Provided records:
---*---

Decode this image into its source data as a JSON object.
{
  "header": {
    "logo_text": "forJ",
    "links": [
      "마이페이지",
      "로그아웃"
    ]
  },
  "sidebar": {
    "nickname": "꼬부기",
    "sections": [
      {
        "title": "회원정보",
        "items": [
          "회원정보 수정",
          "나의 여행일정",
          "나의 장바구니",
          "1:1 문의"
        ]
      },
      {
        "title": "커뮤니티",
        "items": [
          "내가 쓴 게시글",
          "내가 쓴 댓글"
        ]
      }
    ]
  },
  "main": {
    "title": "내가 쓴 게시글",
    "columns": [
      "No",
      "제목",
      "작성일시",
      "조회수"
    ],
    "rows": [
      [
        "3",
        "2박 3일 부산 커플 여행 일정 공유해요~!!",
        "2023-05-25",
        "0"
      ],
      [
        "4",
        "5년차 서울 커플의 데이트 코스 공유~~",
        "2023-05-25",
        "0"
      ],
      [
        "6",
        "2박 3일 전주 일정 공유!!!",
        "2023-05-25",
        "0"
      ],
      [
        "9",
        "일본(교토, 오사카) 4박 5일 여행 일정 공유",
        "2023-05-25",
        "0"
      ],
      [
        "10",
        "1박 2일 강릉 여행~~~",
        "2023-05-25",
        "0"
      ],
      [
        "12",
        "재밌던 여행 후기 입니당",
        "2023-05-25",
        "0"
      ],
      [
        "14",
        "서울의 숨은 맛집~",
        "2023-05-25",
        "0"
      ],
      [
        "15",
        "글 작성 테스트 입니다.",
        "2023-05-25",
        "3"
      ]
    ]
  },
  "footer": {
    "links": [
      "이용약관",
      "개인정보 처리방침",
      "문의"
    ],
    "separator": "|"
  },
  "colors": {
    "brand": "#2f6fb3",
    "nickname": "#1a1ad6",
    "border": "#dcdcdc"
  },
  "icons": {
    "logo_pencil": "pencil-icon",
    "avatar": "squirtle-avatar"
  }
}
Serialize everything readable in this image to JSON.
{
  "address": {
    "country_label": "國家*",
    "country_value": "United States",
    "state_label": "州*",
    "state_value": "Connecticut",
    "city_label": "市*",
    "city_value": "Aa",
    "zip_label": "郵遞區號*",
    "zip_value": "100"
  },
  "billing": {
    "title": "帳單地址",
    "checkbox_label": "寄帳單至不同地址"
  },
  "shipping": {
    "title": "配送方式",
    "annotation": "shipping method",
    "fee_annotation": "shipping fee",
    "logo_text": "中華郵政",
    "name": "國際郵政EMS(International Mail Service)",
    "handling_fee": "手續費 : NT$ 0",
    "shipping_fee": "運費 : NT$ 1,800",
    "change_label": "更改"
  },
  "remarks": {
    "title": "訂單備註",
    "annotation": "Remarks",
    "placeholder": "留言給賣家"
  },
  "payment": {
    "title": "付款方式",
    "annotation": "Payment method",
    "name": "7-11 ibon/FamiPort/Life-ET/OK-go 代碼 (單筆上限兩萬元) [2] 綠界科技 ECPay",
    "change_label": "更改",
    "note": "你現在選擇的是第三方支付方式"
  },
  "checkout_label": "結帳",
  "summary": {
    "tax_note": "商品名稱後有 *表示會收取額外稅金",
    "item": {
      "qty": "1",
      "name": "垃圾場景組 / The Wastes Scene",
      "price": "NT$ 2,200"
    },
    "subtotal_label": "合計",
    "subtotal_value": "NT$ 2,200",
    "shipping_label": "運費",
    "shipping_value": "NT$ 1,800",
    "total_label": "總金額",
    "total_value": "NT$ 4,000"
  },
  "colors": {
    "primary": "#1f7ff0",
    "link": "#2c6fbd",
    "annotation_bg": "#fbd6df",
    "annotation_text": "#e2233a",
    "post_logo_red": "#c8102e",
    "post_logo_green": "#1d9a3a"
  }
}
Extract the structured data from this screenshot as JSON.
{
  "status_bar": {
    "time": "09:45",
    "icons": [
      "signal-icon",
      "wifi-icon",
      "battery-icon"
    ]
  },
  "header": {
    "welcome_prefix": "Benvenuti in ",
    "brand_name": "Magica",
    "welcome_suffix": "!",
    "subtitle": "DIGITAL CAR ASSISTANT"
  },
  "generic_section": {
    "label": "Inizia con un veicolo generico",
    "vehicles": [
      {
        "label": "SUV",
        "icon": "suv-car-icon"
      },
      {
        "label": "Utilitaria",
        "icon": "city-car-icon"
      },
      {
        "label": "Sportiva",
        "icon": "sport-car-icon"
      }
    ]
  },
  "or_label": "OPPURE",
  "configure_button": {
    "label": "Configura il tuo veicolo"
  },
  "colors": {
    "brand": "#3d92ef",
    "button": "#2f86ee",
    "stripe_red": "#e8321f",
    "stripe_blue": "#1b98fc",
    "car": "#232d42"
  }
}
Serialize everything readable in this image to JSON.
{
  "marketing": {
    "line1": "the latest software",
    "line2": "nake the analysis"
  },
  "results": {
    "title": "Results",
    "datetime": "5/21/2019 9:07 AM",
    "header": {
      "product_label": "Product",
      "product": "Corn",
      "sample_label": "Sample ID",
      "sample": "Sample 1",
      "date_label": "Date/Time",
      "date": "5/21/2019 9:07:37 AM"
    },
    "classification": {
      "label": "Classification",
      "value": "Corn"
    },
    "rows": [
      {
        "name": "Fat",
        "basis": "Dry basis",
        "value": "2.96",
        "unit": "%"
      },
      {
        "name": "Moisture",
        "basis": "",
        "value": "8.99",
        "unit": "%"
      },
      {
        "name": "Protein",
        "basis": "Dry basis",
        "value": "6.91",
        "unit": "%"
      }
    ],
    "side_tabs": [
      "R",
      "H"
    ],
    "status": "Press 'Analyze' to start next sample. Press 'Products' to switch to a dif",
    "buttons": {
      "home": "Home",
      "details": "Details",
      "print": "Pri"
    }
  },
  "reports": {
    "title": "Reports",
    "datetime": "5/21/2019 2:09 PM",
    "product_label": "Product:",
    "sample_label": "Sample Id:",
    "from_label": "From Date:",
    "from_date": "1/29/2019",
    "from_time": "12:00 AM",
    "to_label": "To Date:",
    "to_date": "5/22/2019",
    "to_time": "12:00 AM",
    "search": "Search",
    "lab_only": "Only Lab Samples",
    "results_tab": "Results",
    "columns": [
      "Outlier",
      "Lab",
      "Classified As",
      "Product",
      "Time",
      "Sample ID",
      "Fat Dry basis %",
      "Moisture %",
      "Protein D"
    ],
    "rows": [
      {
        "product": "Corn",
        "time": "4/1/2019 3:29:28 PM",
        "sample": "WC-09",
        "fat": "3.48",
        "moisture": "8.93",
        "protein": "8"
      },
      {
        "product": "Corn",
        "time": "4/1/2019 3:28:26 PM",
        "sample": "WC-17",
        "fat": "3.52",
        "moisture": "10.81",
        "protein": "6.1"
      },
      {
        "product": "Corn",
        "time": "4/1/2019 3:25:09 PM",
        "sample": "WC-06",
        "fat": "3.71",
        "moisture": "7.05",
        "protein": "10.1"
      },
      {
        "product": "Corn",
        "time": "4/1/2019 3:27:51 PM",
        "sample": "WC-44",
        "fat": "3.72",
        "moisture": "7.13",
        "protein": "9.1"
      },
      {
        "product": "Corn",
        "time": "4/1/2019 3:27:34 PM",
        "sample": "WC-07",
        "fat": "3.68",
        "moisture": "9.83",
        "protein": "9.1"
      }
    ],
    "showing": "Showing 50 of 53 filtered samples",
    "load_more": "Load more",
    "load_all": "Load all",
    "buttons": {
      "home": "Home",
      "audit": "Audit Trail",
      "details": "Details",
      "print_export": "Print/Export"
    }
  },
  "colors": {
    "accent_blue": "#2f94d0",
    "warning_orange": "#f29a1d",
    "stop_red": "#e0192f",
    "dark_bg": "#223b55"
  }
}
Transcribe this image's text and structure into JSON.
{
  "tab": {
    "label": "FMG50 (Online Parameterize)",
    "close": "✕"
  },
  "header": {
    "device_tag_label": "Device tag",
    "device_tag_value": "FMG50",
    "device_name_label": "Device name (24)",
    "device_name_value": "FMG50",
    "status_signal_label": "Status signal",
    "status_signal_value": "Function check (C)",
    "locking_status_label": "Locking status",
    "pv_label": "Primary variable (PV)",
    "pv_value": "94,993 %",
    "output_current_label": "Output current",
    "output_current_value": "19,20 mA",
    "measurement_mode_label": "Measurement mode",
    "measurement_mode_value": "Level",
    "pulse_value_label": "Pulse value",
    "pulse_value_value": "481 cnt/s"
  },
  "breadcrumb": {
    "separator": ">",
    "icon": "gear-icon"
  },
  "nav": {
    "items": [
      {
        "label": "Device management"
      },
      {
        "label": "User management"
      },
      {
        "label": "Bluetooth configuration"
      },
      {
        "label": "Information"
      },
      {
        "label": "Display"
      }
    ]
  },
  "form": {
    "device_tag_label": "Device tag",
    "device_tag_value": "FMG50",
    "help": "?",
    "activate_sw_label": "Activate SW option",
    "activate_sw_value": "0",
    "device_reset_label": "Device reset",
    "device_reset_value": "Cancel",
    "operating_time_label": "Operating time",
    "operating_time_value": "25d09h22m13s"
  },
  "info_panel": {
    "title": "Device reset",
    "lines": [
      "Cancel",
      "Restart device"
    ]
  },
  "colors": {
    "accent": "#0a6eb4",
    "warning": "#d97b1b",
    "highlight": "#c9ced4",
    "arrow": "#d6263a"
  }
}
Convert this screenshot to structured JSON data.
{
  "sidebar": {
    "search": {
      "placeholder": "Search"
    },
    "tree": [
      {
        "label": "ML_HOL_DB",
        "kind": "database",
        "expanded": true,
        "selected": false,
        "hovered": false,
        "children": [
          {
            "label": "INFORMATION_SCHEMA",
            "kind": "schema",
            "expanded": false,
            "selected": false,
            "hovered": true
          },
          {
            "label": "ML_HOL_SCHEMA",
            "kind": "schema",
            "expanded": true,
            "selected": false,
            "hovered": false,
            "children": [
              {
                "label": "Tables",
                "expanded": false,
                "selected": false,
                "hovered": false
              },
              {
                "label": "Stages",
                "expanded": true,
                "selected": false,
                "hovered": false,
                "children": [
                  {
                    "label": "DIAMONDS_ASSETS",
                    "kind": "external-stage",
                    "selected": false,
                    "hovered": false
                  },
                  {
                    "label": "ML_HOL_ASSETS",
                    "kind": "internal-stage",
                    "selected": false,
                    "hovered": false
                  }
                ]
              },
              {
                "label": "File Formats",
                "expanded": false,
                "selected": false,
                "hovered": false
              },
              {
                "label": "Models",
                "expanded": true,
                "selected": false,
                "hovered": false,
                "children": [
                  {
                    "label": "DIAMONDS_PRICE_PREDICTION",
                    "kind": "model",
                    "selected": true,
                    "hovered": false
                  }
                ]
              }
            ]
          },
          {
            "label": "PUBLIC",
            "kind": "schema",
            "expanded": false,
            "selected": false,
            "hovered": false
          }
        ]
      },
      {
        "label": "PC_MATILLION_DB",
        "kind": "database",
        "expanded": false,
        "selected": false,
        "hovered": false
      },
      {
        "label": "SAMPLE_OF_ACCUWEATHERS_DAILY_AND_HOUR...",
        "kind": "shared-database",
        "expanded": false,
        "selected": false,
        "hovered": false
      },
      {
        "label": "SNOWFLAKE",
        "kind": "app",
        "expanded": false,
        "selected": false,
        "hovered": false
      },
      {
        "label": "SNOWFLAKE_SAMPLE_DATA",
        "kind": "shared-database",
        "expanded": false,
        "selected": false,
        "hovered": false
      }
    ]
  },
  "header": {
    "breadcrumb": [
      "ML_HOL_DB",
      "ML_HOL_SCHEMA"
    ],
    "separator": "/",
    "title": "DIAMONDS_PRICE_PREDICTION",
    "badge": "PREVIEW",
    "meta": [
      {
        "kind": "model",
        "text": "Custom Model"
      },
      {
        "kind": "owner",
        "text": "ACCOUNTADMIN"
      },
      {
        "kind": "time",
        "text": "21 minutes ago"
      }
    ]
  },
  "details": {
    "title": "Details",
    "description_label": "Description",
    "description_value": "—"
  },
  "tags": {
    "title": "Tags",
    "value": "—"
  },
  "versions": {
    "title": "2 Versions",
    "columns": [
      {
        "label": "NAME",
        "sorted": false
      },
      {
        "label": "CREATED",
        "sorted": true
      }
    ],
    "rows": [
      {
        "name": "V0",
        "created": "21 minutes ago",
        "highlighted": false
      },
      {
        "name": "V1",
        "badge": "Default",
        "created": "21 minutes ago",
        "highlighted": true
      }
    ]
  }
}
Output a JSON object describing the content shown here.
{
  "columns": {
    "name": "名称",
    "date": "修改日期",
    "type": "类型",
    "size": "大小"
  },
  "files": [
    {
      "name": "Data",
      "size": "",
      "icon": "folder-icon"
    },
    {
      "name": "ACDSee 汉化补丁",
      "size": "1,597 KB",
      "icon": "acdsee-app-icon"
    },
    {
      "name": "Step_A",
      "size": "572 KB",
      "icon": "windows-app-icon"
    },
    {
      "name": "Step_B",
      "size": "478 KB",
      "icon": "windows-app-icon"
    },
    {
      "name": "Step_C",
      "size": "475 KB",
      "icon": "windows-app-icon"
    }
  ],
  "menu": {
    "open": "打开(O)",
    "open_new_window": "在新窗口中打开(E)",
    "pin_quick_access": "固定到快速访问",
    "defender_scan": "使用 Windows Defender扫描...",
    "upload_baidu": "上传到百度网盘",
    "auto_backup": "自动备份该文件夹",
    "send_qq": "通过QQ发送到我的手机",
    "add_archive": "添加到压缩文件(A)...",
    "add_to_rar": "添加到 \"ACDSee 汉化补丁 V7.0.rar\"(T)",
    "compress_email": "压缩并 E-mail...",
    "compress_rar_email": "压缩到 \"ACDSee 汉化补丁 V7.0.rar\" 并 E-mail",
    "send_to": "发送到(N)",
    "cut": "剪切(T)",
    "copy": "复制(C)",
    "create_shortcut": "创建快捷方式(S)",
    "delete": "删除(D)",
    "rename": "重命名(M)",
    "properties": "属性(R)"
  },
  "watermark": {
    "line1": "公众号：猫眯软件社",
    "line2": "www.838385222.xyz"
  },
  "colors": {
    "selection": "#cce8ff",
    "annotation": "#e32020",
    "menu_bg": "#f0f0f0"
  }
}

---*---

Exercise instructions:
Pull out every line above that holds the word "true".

Response box:
        "expanded": true,
            "hovered": true
            "expanded": true,
                "expanded": true,
                "expanded": true,
                    "selected": true,
        "sorted": true
        "highlighted": true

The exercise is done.